== Assignment ==
Search the records for "this". Report every line where it occurs.

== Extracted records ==
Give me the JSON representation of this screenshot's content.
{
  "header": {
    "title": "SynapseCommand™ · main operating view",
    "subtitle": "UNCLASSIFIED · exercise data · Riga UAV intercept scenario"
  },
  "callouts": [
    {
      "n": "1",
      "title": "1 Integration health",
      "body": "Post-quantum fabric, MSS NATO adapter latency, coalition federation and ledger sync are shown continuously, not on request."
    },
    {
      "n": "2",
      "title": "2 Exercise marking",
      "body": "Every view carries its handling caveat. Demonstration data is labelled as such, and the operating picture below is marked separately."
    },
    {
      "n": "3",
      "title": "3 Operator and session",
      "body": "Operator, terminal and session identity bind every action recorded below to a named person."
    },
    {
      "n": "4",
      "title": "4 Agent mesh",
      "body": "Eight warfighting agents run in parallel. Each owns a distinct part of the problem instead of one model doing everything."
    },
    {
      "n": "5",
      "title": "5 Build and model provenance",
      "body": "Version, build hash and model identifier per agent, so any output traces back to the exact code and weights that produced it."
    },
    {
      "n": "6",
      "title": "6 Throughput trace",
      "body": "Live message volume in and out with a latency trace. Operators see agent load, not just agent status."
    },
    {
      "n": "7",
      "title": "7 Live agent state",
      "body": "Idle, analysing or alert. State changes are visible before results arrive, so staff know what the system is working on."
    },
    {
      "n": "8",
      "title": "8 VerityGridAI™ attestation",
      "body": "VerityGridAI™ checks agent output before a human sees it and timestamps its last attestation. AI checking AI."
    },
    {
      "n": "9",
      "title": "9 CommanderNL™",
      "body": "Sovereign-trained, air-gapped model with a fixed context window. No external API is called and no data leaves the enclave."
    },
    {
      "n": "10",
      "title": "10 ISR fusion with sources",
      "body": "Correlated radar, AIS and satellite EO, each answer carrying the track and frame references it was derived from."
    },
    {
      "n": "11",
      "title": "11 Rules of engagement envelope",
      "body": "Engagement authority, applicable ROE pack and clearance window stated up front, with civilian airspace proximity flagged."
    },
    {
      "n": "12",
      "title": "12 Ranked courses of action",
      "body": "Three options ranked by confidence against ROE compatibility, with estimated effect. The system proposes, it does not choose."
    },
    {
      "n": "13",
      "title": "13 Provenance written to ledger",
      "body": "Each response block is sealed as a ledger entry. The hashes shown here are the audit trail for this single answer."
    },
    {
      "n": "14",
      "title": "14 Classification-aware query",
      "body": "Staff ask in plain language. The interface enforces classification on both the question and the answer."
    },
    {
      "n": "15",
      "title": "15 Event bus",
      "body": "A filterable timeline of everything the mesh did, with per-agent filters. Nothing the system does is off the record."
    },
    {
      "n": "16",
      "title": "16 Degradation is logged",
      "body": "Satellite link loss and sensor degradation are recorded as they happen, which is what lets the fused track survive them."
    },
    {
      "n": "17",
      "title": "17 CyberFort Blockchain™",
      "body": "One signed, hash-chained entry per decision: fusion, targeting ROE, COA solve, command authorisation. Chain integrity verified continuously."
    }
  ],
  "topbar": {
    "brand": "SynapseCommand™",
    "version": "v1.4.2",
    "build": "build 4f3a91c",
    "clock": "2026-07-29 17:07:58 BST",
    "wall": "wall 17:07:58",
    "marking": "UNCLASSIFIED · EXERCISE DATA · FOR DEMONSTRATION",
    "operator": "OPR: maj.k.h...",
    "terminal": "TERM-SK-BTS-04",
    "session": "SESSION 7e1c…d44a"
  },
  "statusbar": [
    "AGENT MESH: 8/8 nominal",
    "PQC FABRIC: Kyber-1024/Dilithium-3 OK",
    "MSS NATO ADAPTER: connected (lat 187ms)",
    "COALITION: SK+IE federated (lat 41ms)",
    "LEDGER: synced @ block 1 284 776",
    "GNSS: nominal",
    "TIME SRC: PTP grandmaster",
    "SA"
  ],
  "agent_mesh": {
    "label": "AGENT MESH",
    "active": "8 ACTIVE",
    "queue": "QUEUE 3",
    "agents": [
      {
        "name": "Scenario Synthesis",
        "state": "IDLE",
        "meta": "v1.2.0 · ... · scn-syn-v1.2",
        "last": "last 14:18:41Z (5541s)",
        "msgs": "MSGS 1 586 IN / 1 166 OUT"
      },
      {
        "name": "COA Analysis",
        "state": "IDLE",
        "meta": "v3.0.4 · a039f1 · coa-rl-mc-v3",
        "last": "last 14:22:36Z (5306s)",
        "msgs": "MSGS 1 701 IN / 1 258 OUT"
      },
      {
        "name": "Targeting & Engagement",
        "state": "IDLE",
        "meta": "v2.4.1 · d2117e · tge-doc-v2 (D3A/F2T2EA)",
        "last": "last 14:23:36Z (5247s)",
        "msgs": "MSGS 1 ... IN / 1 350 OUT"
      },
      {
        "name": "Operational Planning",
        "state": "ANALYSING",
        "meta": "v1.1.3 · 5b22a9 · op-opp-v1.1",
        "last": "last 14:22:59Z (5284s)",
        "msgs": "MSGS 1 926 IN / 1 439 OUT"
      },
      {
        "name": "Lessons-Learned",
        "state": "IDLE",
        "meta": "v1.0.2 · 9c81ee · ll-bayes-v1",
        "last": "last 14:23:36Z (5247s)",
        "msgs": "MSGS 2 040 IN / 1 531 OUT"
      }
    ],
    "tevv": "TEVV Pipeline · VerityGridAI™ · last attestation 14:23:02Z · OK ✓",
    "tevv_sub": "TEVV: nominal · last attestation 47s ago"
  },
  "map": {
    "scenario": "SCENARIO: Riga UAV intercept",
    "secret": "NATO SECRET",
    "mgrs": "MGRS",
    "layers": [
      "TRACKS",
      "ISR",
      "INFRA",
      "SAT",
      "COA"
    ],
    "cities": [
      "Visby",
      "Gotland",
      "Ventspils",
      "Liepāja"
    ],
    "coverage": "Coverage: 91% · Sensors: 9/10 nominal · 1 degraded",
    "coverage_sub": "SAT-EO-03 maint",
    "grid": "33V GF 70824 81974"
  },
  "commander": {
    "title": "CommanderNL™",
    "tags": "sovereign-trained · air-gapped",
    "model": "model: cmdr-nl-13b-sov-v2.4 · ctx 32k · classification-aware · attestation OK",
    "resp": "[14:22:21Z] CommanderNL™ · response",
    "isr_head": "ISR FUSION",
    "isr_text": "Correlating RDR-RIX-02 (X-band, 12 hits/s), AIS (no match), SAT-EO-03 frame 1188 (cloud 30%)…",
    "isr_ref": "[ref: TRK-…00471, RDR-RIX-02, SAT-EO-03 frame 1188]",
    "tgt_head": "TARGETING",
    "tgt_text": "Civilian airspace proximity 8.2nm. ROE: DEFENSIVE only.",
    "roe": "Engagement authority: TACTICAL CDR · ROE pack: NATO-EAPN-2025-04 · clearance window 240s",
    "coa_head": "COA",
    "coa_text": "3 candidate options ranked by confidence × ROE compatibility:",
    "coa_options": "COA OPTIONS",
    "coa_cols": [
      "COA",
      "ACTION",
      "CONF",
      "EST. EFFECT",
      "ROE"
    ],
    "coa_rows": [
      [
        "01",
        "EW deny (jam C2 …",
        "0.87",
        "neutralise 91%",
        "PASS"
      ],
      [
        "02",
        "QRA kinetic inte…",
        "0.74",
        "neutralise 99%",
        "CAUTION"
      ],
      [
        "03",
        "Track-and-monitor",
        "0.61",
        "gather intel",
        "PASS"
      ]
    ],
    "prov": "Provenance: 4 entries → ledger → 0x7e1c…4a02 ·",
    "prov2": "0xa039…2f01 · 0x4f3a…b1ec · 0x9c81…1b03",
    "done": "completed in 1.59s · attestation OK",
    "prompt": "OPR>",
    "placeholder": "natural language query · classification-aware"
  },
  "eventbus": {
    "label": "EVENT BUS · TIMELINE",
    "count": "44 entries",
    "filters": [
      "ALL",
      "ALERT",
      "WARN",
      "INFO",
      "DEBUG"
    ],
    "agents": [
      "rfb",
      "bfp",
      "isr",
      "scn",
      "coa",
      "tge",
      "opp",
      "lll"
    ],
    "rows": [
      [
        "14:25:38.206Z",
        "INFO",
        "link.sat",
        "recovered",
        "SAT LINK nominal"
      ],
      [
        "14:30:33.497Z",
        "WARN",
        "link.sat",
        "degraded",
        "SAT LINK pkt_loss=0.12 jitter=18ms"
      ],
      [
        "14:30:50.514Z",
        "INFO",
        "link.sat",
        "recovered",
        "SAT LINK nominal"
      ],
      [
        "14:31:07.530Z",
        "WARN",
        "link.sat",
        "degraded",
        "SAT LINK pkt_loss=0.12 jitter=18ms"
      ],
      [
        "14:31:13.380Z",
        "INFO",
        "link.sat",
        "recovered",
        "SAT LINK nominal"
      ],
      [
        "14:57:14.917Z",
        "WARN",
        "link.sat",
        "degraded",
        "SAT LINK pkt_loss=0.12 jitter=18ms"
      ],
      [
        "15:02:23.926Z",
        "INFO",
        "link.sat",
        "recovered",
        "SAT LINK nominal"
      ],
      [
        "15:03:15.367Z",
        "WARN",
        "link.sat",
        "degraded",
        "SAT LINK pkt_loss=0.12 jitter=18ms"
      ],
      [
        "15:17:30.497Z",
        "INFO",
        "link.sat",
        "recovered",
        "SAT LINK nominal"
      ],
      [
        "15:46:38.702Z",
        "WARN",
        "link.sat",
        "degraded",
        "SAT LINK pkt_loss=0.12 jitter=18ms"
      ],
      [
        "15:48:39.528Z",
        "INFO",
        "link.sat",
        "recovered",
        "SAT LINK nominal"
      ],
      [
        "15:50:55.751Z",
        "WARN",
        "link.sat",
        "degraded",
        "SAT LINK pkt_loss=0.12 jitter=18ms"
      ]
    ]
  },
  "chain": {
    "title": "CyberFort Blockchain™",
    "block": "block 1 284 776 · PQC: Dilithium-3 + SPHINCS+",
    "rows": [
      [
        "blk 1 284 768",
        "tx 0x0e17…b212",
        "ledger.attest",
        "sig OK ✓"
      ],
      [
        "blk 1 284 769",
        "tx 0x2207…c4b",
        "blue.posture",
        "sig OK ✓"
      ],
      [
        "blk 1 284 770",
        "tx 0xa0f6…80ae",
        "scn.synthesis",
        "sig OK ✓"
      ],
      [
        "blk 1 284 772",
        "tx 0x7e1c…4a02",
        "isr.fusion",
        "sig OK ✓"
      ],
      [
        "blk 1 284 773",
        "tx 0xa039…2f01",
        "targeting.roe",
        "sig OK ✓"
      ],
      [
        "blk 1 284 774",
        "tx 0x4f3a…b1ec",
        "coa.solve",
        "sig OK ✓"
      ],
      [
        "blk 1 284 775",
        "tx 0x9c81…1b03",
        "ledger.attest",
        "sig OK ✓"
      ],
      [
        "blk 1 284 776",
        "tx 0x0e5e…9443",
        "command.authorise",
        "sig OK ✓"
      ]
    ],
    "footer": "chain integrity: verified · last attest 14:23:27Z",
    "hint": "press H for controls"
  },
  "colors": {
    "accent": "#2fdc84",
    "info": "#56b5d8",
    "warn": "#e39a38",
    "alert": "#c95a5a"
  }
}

== Task result ==
Give me the JSON representation of this screenshot's content.
      "body": "Each response block is sealed as a ledger entry. The hashes shown here are the audit trail for this single answer."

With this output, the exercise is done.